18 Jun 2012
- Madrid’s European bailout for the recapitalisation of some of its struggling savings banks last week has given new life to the question of ‘a banking union’ – pooled bank supervision and resolution and pooled depositor protection - in the EU or the Eurozone.
- European Union member states have profound political reservations about some of the implications of a banking union that are likely to slow its arrival and distort its likely form. Berlin in particular is suspicious of a banking union as an attempt to impose collective liability by the back door.
- It is also likely to drive a further wedge between the UK and the rest of the EU. London supports the idea of a banking union but sees no scope for British participation. This will have far reaching consequences for the City of London and will reinforce Britain’s place on the sidelines of major changes in the EU.
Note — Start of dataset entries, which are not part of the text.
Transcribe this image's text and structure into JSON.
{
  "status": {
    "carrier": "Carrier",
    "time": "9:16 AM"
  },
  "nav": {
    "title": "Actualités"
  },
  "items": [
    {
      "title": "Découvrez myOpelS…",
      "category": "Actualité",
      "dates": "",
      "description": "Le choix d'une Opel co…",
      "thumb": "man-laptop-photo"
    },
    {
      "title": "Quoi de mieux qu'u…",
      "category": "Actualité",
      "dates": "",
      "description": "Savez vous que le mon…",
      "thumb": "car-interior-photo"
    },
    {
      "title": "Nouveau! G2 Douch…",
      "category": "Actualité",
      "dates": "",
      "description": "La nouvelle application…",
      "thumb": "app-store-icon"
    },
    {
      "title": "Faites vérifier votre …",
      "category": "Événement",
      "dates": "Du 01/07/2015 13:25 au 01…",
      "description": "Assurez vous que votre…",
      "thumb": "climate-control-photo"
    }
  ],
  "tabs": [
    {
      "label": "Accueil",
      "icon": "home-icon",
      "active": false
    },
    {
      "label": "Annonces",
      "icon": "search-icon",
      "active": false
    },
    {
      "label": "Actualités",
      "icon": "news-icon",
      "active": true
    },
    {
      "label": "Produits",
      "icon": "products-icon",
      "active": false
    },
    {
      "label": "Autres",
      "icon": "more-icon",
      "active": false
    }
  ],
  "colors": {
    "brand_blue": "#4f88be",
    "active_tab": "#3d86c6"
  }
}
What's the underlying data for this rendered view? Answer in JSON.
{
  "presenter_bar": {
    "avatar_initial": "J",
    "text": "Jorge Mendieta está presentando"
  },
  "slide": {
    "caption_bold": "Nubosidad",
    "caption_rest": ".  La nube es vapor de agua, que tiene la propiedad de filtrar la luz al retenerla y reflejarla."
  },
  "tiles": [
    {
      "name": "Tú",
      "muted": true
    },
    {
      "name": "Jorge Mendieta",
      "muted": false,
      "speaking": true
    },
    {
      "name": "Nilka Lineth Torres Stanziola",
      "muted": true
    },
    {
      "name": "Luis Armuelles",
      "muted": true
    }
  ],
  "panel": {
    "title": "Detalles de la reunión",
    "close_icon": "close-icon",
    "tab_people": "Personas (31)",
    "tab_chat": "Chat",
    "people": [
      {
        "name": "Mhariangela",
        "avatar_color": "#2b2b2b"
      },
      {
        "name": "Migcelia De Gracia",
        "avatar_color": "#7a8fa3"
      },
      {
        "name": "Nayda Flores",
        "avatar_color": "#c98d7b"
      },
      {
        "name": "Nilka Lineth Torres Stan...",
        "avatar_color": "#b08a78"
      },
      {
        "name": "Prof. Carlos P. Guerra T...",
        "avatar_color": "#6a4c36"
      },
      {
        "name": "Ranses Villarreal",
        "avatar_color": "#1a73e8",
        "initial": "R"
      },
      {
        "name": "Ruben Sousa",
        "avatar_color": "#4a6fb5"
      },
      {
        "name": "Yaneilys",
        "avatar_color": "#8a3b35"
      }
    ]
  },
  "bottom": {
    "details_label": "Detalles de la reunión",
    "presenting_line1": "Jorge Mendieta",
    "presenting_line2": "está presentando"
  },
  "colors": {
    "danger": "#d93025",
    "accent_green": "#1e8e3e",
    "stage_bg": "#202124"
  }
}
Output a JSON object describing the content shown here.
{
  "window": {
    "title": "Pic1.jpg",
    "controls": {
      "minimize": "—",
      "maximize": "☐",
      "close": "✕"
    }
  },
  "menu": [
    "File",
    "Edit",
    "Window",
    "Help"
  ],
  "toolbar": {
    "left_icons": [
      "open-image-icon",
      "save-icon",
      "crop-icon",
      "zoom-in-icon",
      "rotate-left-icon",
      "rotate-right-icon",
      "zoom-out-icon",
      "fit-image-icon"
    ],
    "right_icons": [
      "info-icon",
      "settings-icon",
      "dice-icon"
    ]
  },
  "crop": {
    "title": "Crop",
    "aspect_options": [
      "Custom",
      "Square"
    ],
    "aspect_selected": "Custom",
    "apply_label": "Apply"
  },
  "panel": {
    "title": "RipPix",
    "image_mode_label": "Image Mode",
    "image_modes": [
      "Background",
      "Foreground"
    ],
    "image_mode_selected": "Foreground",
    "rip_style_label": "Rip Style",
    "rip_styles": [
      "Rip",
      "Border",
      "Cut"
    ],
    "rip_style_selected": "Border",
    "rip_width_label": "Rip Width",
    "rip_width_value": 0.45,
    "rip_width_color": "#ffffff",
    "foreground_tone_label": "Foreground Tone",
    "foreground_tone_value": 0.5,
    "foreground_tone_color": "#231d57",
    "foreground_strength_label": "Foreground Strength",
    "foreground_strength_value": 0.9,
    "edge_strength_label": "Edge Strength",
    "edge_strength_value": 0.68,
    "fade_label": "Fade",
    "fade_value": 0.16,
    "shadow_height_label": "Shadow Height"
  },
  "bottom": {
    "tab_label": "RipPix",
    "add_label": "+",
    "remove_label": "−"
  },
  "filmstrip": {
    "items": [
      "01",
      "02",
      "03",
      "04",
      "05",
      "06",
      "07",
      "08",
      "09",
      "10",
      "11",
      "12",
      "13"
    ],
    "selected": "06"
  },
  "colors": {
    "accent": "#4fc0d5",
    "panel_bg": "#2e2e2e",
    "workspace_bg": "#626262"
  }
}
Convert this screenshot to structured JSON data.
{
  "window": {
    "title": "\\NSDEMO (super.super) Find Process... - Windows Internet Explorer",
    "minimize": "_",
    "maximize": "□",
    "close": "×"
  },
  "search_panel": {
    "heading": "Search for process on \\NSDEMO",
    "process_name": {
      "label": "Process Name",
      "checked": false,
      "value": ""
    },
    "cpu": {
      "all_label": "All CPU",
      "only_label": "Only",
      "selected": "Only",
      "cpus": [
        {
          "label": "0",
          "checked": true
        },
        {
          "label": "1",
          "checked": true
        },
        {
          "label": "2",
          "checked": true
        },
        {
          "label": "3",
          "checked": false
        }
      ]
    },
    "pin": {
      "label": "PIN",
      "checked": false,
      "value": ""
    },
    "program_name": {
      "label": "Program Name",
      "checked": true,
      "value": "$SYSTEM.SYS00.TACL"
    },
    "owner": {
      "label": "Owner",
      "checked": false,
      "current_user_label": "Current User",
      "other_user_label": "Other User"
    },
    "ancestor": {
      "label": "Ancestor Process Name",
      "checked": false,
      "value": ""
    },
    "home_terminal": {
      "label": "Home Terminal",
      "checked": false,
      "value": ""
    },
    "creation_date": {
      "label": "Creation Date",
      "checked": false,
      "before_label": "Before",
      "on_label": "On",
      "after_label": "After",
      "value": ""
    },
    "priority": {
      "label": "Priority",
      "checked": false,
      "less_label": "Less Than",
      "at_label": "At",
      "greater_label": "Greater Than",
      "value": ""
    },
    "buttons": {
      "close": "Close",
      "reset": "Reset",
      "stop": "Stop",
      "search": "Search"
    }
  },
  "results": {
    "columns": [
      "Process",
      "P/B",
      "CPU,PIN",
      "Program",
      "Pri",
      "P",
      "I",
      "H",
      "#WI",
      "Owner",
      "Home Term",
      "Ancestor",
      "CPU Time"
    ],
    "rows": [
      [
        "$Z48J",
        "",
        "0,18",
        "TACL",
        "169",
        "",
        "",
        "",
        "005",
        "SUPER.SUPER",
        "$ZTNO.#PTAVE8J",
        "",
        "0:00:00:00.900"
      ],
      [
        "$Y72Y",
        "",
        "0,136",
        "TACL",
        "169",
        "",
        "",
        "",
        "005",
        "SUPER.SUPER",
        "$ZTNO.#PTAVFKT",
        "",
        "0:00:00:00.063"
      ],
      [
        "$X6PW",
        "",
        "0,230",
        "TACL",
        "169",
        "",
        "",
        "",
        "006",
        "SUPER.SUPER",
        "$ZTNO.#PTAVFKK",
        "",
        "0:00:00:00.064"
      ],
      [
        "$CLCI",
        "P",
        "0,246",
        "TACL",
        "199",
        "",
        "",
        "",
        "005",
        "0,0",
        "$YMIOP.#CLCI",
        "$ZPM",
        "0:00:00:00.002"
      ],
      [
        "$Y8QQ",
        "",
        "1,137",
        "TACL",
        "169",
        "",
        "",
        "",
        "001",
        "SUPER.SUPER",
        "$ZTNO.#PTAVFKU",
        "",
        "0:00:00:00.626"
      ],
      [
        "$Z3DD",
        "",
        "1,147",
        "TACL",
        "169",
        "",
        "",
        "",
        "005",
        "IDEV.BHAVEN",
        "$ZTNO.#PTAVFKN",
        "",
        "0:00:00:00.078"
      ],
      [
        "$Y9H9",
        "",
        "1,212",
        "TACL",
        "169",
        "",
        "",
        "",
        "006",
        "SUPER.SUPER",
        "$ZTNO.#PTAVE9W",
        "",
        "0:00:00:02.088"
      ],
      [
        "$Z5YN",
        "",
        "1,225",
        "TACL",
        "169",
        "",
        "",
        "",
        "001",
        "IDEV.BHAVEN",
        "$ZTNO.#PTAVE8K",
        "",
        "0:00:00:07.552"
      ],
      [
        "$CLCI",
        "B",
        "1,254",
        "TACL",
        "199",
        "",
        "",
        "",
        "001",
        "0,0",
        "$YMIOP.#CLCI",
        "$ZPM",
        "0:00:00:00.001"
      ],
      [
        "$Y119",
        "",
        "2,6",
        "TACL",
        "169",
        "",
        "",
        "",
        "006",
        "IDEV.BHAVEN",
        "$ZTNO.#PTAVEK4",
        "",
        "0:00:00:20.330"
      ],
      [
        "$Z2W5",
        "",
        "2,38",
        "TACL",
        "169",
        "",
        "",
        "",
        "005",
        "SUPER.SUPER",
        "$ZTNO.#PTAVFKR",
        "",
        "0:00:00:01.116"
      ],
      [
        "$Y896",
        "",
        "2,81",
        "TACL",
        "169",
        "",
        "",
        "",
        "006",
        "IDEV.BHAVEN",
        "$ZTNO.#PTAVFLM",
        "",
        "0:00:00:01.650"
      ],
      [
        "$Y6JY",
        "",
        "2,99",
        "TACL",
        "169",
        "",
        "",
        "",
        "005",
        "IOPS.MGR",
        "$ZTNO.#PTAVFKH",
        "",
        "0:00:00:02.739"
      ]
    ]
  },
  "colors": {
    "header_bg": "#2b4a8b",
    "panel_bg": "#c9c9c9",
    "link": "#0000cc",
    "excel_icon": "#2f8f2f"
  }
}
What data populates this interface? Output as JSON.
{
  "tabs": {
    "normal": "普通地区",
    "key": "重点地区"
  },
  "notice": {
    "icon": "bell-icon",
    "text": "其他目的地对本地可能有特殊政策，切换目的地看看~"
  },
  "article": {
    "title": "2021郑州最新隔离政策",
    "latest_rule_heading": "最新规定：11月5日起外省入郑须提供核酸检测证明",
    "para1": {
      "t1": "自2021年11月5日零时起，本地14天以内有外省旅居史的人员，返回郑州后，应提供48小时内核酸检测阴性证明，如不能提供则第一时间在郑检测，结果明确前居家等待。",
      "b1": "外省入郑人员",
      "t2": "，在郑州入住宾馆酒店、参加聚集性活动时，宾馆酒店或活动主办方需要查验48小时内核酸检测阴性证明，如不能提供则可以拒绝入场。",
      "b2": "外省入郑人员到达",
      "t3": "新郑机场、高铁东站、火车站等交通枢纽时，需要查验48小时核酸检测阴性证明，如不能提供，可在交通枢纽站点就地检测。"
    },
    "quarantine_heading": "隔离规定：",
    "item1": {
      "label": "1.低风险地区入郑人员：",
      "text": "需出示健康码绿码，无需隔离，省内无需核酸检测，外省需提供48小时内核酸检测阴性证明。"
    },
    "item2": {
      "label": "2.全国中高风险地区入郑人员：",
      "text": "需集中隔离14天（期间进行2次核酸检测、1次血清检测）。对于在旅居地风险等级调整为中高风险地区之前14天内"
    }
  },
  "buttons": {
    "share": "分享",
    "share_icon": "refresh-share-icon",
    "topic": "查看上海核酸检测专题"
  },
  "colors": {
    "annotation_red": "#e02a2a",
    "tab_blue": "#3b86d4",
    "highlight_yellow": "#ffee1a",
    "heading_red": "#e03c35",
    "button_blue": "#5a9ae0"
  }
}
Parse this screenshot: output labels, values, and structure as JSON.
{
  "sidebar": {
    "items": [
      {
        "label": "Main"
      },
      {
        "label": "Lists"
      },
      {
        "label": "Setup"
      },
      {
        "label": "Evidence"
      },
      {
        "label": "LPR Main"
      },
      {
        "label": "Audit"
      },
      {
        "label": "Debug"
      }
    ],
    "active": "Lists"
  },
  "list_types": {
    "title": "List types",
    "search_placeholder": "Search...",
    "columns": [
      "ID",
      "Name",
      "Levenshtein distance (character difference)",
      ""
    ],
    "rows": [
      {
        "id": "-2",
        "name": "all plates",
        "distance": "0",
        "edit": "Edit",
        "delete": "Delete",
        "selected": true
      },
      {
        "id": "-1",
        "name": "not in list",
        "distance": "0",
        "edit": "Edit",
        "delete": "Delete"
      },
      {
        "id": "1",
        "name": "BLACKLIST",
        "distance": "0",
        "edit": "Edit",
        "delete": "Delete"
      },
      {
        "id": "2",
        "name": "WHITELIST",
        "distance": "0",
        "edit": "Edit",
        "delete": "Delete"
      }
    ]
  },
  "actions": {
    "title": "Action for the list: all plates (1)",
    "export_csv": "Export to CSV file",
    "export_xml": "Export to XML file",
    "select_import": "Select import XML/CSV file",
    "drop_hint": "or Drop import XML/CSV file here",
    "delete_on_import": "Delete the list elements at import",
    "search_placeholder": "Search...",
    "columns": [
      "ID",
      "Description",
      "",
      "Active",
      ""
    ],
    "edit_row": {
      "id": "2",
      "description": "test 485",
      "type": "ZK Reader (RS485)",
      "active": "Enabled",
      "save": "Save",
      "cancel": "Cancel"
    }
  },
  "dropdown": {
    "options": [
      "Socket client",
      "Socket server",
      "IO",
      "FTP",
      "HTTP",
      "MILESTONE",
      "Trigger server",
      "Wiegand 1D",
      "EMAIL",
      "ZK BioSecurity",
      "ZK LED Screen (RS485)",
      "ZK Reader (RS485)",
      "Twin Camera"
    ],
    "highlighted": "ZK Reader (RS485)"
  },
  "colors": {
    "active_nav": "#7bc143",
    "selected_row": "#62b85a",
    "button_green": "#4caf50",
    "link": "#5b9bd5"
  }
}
- In reality, two linked kinds of a banking union are needed in the Eurozone. A long term union to supervise its banks and a short term union to save them. Europe probably needs a version of America’s $700bn Troubled Asset Relief Programme (TARP) of 2009 – a multi-billion euro recapitalisation fund that can directly recapitalise banks in place of their already impaired sovereigns. Both will strain the limits of the politically possible in Europe.
The views expressed in this note can be attributed to the named author(s) only.